In a recent study of cattle herds in southern Oklahoma, nearly 17% of the ranches had at least one BVD persistently infected (PI) calf in the 2006 calf crop; some had as many as 10 or 12.

Dave Sparks, DVM, an Oklahoma State University Extension food animal/quality and health specialist, says PI calves result when a susceptible cow is exposed to the virus between 40 and 125 days of gestation. During this time, the fetus in inventorying its tissue for the development of the immune system and categorizes the virus as self tissue.
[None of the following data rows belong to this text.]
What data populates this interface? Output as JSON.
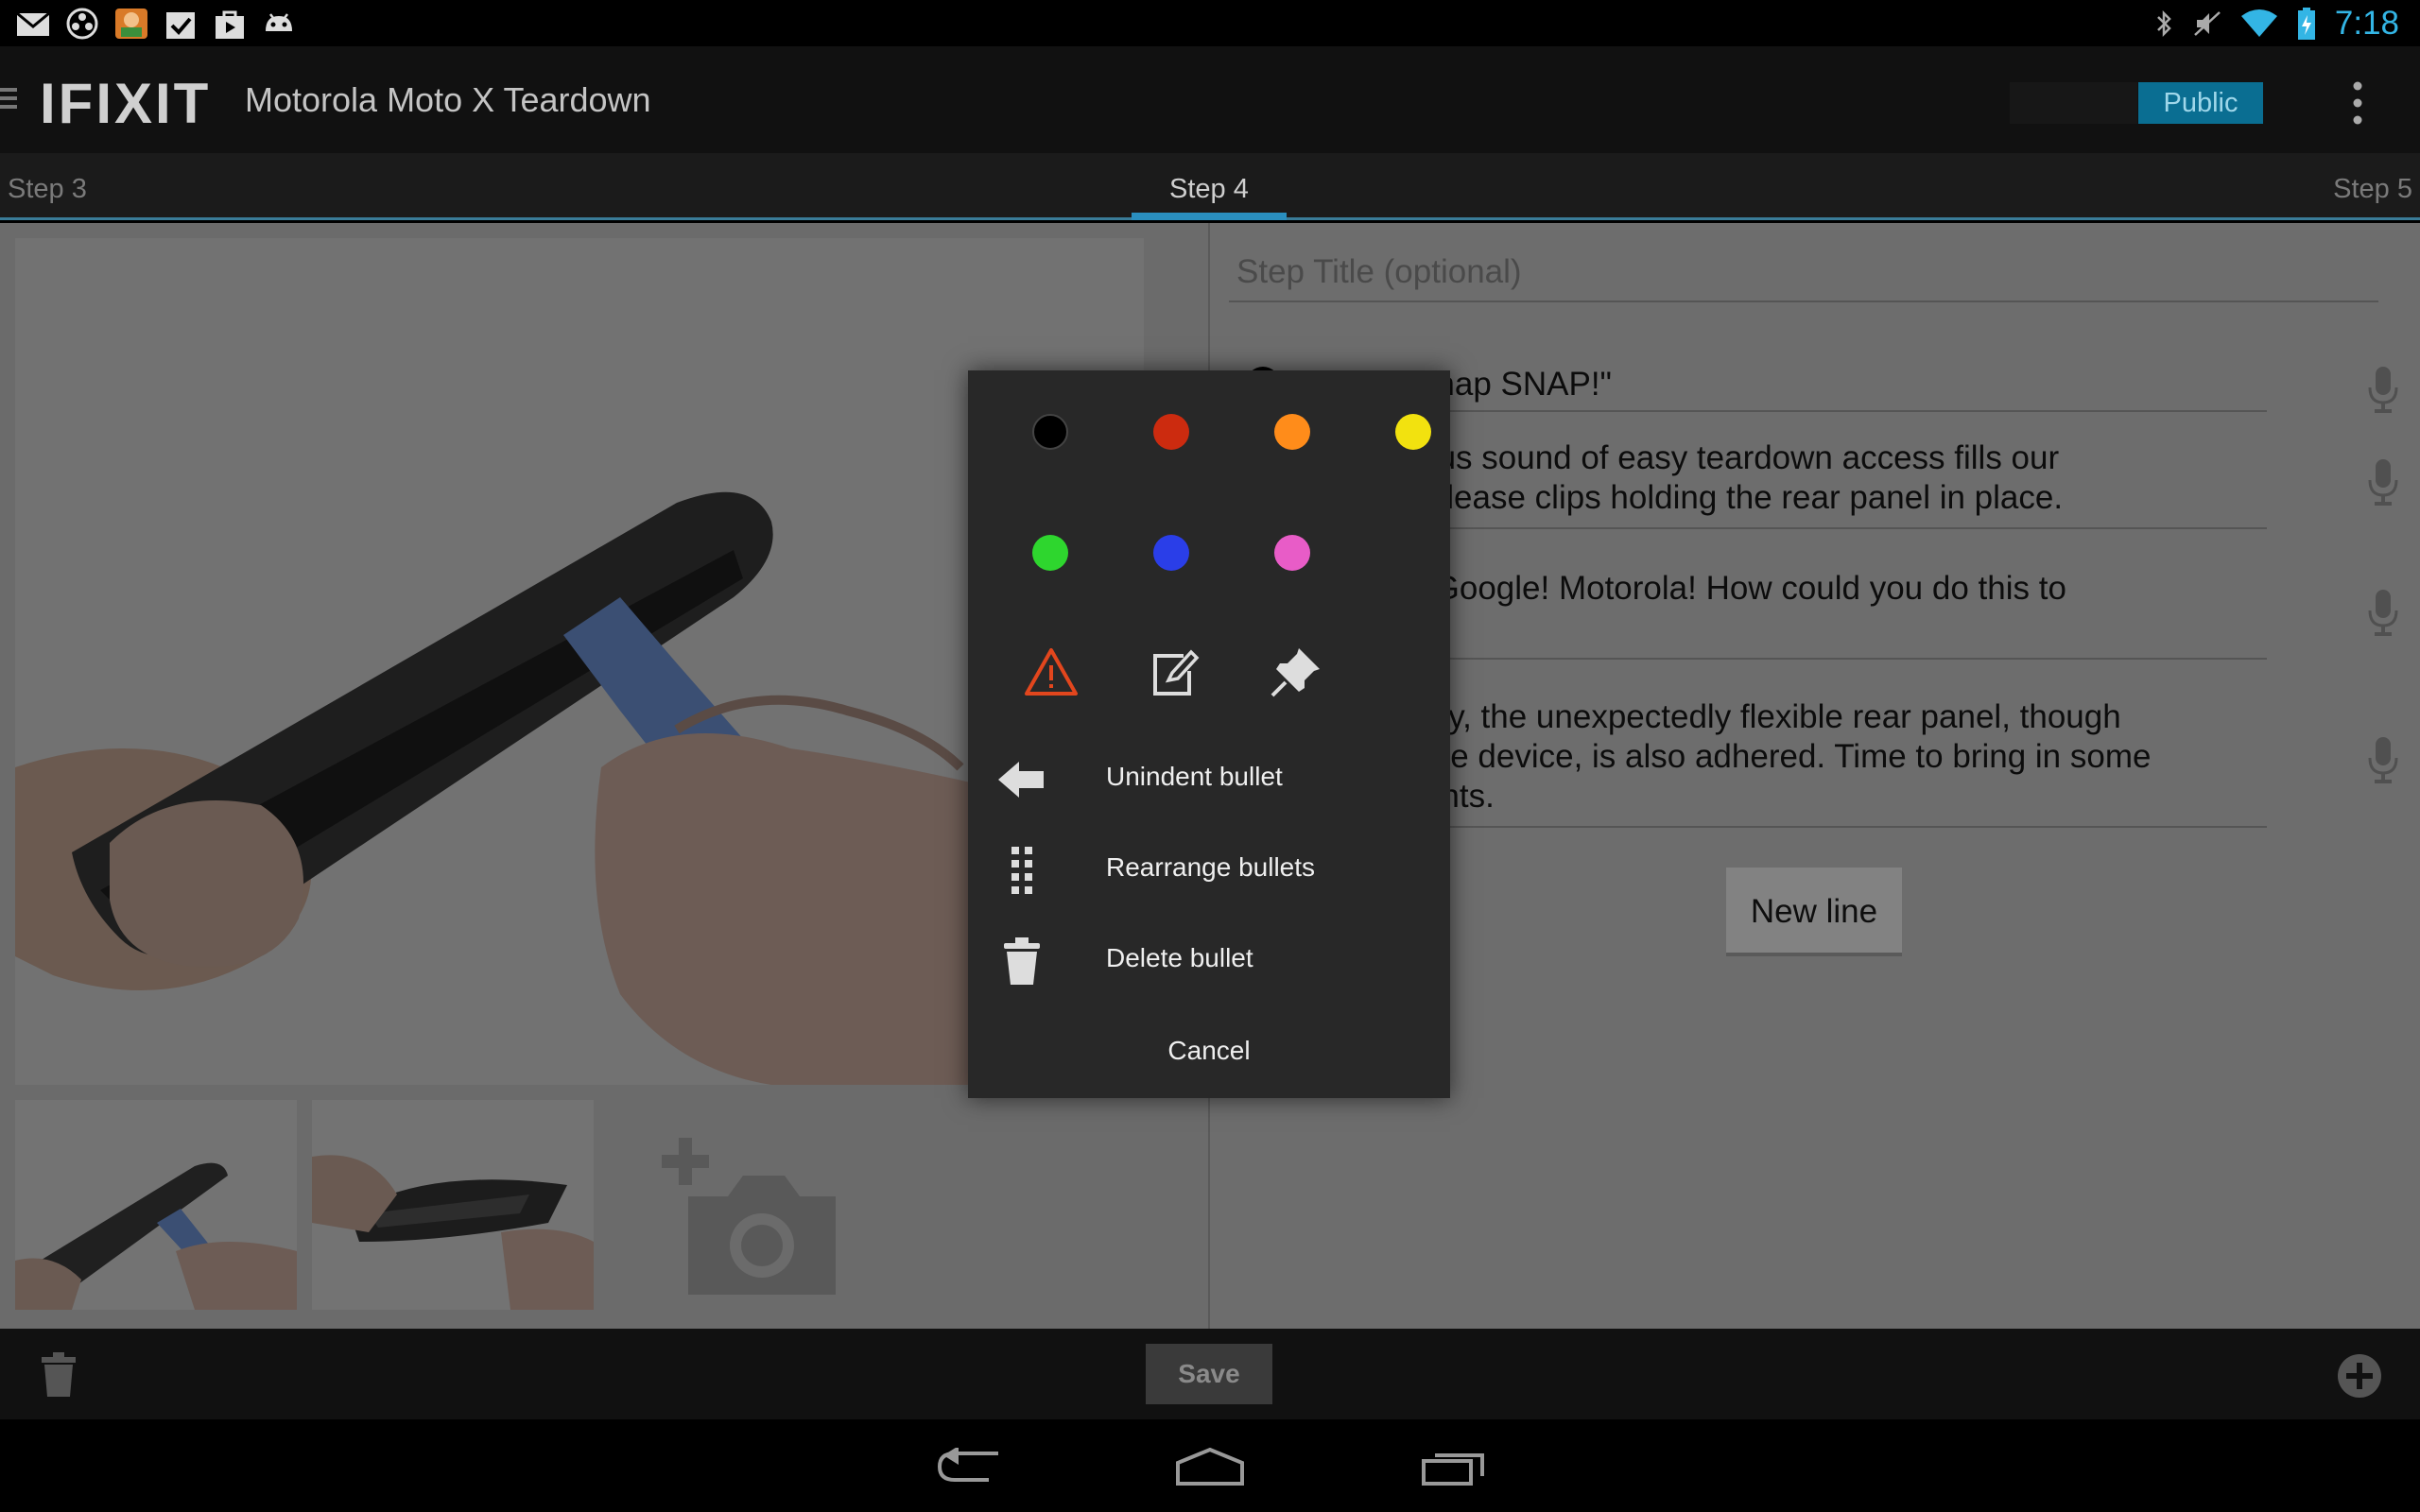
{
  "status_bar": {
    "time": "7:18",
    "left_icons": [
      "gmail-icon",
      "media-icon",
      "game-app-icon",
      "tasks-icon",
      "store-icon",
      "android-icon"
    ],
    "right_icons": [
      "bluetooth-icon",
      "mute-icon",
      "wifi-icon",
      "battery-icon"
    ]
  },
  "action_bar": {
    "logo": "IFIXIT",
    "title": "Motorola Moto X Teardown",
    "public_label": "Public"
  },
  "step_tabs": {
    "prev": "Step 3",
    "current": "Step 4",
    "next": "Step 5"
  },
  "editor": {
    "title_placeholder": "Step Title (optional)",
    "bullets": [
      {
        "text": "\"Snap snap SNAP!\"",
        "color": "#000000"
      },
      {
        "text": "melodious sound of easy teardown access fills our\nas we release clips holding the rear panel in place.",
        "color": "#000000"
      },
      {
        "text": "is this? Google! Motorola! How could you do this to",
        "color": "#000000"
      },
      {
        "text": "ur dismay, the unexpectedly flexible rear panel, though\nped to the device, is also adhered. Time to bring in some\nforcements.",
        "color": "#000000"
      }
    ],
    "new_line_label": "New line"
  },
  "bottom_bar": {
    "save_label": "Save"
  },
  "popup": {
    "colors": [
      {
        "name": "black",
        "hex": "#000000"
      },
      {
        "name": "red",
        "hex": "#cc2b0f"
      },
      {
        "name": "orange",
        "hex": "#ff8c1a"
      },
      {
        "name": "yellow",
        "hex": "#f2e20f"
      },
      {
        "name": "green",
        "hex": "#2ed62e"
      },
      {
        "name": "blue",
        "hex": "#2a3ee8"
      },
      {
        "name": "pink",
        "hex": "#e85cc7"
      }
    ],
    "icons": [
      "warning-icon",
      "note-icon",
      "pin-icon"
    ],
    "items": [
      {
        "label": "Unindent bullet",
        "icon": "arrow-left-icon"
      },
      {
        "label": "Rearrange bullets",
        "icon": "drag-handle-icon"
      },
      {
        "label": "Delete bullet",
        "icon": "trash-icon"
      }
    ],
    "cancel_label": "Cancel"
  }
}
When this happens, the calf can't respond immunologically to the virus and becomes a super shedder.

Vaccination can protect herdmates from exposure by these super shedders, but they spread such large numbers of the virus that they can overcome even the best vaccination program. Estimates are that BVD losses cost cow-calf producers in Oklahoma from $50-$70/cow/year.

Sparks says PI calves shouldn't be sold. Since they do not pose a human health danger, many producers isolate them from the other cattle and feed them until they're big enough to salvage via the local locker plant.

If you are having trouble weaning as many calves as you think you should, you might want to consider testing your calves, Sparks says. It's not expensive and your local veterinarian can help you set up a testing program that is right for you.

For more on this handling topic read Kansas veterinarian Dave Sjeklocha's comments from the February issue of BEEF at: For some tips on finding PI calves, read Clint Peck's story at: .

-- Burt Rutherford